The best (and easiest) way to improve the soil in your garden is to top-dress with compost. Top-dressing involves spreading a 3 to 5 centimetre (or 1 to 2 inch) layer of compost on top of the soil. You can make your own compost or buy good quality compost from your local nursery or landscaping company.
Top-dressing garden beds: If the soil is covered with a layer of mulch, gently move it aside. Apply a ring of compost around each plant, then replace the mulch. Be sure that the compost and mulch do not touch the stems of your plants. Some plants, like native prairie plants, prefer low-nutrient soil, so adding compost to prairie plantings is not advised.
Top-dressing around trees and shrubs: For newly planted trees and shrubs, spread a mixture of compost and mulch on the ground above the root ball and 20 to 30 centimetres (8 to 12 inches) beyond the planting hole to encourage healthy root growth. You can purchase compost-mulch mixes or make your own by mixing one-part compost to four-parts wood chip mulch. After applying, pull the compost and mulch away from the trunk to create a doughnut shape.
Even mature trees and shrubs benefit from a layer of compost on the ground below their branches in the spring and early fall.

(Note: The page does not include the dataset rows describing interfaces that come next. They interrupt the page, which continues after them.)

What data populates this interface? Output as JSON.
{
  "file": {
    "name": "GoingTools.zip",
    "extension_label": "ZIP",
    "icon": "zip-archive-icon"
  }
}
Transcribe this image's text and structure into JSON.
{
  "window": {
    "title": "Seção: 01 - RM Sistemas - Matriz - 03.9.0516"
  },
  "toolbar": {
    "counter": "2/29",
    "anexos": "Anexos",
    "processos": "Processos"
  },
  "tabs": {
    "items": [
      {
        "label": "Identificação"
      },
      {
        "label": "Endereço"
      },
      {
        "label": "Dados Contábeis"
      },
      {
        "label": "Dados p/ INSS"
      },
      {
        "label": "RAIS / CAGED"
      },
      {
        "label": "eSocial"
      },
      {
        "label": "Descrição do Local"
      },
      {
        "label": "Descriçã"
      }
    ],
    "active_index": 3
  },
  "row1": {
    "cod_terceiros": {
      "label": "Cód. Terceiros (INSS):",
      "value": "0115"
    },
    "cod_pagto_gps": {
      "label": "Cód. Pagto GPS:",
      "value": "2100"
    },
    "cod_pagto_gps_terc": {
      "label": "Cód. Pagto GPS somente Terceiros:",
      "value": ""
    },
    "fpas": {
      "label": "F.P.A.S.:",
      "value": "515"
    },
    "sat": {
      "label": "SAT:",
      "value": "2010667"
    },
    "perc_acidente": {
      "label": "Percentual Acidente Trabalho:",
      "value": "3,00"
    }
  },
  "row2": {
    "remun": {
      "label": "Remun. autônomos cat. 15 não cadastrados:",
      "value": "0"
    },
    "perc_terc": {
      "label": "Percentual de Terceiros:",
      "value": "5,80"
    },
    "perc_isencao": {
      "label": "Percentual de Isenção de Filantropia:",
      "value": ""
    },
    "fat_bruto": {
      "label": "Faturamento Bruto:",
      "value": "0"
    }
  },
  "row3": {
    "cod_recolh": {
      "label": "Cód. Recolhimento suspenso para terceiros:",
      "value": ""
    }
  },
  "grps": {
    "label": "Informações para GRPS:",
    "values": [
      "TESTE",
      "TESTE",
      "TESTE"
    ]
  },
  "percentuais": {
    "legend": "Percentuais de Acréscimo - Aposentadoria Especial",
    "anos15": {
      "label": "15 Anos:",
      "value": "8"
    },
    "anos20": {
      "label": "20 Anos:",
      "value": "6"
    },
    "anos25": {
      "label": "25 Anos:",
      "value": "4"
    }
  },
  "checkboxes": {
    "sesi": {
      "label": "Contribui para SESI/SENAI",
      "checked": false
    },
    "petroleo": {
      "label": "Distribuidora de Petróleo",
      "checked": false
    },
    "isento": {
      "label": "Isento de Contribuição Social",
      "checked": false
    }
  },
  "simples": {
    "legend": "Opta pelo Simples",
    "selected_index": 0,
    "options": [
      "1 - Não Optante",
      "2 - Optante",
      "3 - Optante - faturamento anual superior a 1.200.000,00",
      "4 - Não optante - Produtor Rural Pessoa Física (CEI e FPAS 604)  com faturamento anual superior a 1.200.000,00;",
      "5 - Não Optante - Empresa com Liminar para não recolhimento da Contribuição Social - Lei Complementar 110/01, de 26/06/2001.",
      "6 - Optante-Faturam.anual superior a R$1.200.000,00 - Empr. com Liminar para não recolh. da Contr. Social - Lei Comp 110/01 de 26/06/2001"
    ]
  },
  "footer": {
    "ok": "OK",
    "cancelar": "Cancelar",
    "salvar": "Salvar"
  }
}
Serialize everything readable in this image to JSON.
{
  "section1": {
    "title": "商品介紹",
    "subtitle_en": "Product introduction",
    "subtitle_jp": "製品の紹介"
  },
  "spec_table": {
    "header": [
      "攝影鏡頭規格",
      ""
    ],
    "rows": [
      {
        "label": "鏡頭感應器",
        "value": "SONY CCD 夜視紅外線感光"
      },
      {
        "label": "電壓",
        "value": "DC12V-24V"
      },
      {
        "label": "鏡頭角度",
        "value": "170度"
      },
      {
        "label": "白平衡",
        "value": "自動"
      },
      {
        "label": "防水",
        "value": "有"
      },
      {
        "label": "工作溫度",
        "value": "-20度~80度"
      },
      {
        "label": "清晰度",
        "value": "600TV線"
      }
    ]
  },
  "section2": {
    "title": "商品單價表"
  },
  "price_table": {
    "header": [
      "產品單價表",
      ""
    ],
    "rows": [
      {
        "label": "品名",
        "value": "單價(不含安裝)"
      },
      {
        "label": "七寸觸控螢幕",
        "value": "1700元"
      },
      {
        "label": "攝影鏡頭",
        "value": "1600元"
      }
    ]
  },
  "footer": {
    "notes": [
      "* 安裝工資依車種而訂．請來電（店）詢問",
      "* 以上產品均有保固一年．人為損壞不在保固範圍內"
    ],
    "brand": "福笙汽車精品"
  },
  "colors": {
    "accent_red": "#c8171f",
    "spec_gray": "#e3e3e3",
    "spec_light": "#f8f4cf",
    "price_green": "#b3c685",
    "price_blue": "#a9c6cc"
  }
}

When top-dressing, you do not need to dig it in. Worms and other soil organisms will gradually move the compost into the soil. This method feeds your soil and plants while protecting the soil from disturbance.